:: INPUT DATA ::
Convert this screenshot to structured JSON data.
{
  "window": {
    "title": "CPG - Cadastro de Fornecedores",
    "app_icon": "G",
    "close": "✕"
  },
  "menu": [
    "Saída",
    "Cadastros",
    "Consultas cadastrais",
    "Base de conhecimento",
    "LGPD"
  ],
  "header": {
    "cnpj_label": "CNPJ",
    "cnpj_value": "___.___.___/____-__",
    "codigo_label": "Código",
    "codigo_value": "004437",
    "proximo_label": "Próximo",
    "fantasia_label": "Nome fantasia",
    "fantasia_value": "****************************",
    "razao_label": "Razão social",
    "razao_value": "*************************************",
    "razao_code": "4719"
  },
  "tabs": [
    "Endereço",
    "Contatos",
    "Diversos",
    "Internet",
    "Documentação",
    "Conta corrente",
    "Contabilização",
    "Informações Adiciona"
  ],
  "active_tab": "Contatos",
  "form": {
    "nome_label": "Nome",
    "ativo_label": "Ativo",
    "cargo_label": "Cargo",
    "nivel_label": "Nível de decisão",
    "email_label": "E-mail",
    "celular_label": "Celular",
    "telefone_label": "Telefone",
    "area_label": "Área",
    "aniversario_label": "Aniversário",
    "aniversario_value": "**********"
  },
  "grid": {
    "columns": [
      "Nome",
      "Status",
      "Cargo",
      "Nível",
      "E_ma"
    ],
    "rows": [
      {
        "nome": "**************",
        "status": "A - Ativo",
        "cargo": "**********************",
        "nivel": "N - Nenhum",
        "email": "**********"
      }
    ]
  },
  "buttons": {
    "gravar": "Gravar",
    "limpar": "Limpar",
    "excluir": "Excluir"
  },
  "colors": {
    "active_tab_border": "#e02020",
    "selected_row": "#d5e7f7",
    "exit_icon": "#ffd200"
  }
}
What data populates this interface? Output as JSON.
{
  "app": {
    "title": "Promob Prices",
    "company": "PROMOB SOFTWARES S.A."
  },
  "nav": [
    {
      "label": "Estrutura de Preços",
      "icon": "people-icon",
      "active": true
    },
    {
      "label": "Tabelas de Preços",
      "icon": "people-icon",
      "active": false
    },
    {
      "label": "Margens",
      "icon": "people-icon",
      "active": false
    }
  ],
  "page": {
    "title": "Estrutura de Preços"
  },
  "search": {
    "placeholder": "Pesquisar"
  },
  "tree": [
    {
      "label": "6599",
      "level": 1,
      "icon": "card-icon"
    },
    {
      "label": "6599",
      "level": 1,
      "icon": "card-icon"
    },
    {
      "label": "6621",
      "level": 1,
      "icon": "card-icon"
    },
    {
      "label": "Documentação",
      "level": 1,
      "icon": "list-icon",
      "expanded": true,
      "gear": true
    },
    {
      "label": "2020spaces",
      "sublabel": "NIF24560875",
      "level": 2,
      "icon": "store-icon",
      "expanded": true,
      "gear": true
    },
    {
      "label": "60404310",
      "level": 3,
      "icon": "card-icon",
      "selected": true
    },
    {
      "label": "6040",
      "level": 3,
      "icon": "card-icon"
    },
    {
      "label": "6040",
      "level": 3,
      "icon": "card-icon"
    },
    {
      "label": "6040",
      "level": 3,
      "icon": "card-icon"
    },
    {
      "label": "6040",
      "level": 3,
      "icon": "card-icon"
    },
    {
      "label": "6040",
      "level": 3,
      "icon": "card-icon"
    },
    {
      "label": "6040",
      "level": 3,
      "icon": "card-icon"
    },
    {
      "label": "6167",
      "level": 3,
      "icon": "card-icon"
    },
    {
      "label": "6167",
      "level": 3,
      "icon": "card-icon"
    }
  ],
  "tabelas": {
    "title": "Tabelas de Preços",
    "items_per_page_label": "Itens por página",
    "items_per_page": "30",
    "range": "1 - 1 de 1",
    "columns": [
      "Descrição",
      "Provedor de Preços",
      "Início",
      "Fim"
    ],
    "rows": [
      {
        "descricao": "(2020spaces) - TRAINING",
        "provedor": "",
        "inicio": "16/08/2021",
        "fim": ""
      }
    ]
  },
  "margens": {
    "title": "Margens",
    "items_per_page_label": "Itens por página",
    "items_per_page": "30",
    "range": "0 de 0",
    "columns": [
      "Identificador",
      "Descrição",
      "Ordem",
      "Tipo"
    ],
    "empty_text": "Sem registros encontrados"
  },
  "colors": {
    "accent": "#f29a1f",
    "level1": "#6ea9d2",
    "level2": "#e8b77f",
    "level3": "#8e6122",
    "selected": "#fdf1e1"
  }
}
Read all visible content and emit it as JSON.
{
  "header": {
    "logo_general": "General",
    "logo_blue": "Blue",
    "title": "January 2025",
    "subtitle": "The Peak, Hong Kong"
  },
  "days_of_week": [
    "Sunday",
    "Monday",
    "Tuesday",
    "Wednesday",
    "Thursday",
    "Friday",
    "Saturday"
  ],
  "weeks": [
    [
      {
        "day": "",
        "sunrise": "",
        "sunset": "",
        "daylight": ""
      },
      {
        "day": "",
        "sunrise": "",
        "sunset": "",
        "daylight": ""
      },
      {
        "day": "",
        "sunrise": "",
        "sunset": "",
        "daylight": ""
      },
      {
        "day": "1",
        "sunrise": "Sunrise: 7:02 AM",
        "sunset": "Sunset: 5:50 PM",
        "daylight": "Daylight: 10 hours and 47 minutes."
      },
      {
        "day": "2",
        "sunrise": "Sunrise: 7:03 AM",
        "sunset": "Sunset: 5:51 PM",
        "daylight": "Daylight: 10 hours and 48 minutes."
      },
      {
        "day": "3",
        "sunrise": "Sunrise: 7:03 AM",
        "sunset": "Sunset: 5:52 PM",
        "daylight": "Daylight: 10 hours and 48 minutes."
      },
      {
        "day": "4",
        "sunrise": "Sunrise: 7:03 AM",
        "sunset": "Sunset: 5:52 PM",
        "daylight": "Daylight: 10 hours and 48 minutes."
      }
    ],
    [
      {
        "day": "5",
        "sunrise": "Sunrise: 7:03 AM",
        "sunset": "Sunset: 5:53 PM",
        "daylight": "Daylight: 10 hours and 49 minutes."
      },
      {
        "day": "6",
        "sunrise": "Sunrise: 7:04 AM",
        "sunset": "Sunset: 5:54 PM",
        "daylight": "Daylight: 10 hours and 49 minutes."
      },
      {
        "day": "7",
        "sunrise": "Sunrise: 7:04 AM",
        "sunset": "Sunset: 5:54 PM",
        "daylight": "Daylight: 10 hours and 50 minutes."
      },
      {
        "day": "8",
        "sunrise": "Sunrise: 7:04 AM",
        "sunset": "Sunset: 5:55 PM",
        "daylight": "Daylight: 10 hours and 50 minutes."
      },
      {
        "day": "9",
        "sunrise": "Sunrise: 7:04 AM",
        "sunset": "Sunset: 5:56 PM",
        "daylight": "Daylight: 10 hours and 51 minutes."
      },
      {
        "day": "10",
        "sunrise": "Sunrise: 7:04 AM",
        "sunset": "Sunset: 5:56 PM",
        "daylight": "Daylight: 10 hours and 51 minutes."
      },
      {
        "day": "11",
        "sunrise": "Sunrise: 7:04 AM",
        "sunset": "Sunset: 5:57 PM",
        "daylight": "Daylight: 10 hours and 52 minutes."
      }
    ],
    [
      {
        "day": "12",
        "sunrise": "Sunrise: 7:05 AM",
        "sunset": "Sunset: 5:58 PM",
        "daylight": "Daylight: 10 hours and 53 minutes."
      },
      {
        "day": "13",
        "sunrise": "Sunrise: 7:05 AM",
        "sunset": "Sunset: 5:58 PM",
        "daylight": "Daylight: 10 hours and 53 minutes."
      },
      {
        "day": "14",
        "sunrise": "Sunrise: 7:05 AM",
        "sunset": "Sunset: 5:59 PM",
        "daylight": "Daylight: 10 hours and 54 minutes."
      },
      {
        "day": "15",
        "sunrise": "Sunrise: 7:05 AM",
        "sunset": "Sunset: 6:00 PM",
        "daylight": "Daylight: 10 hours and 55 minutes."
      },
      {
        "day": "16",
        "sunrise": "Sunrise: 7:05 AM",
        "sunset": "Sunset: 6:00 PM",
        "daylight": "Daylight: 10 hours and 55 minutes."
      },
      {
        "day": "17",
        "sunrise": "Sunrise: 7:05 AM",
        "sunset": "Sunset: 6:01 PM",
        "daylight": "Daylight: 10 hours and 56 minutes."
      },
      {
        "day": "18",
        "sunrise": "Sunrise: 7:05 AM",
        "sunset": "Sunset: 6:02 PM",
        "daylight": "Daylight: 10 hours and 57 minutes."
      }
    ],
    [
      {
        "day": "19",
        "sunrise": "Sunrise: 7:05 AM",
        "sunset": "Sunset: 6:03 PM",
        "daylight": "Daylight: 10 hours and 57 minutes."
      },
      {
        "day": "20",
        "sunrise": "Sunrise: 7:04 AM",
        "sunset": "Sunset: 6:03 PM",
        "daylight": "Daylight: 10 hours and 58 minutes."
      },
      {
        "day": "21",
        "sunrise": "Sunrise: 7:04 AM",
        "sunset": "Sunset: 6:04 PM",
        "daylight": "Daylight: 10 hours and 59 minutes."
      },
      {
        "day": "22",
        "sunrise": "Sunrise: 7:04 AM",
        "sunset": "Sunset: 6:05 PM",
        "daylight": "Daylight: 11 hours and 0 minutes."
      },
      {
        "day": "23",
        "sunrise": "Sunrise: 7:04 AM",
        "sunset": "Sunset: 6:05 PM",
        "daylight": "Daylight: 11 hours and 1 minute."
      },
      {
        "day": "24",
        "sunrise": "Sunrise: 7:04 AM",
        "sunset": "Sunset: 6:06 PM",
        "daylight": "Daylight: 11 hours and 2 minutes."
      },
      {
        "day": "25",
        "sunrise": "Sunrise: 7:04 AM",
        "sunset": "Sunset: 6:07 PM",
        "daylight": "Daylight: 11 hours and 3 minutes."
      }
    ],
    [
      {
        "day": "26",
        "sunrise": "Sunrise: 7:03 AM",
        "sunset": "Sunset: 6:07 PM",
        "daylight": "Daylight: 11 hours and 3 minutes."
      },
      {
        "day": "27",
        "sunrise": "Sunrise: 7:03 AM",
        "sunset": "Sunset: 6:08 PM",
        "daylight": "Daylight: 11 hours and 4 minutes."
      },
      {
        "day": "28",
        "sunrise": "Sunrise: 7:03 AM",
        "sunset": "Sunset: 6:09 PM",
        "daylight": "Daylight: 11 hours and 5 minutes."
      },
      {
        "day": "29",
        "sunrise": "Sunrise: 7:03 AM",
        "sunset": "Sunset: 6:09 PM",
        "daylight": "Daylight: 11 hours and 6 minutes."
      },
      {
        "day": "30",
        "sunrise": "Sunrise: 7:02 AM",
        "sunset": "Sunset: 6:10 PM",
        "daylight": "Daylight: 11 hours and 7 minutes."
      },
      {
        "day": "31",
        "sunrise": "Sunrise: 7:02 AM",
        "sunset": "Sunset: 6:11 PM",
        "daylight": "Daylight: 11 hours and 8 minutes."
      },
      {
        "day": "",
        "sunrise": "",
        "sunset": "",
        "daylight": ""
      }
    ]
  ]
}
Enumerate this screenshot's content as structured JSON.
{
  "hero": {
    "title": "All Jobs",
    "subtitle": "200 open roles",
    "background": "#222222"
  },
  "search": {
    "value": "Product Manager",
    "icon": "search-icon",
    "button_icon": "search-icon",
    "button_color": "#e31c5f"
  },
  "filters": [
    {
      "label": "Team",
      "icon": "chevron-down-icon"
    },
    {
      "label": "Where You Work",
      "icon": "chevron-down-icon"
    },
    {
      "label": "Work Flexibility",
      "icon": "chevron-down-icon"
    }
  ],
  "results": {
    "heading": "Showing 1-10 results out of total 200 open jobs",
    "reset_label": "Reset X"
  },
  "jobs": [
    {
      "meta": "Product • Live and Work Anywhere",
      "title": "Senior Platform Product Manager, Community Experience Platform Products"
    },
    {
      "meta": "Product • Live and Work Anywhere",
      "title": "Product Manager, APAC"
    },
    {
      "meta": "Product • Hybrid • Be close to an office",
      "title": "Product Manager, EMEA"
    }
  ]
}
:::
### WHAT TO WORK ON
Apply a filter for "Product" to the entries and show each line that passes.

### WORKED SOLUTION
    "value": "Product Manager",
      "meta": "Product • Live and Work Anywhere",
      "title": "Senior Platform Product Manager, Community Experience Platform Products"
      "meta": "Product • Live and Work Anywhere",
      "title": "Product Manager, APAC"
      "meta": "Product • Hybrid • Be close to an office",
      "title": "Product Manager, EMEA"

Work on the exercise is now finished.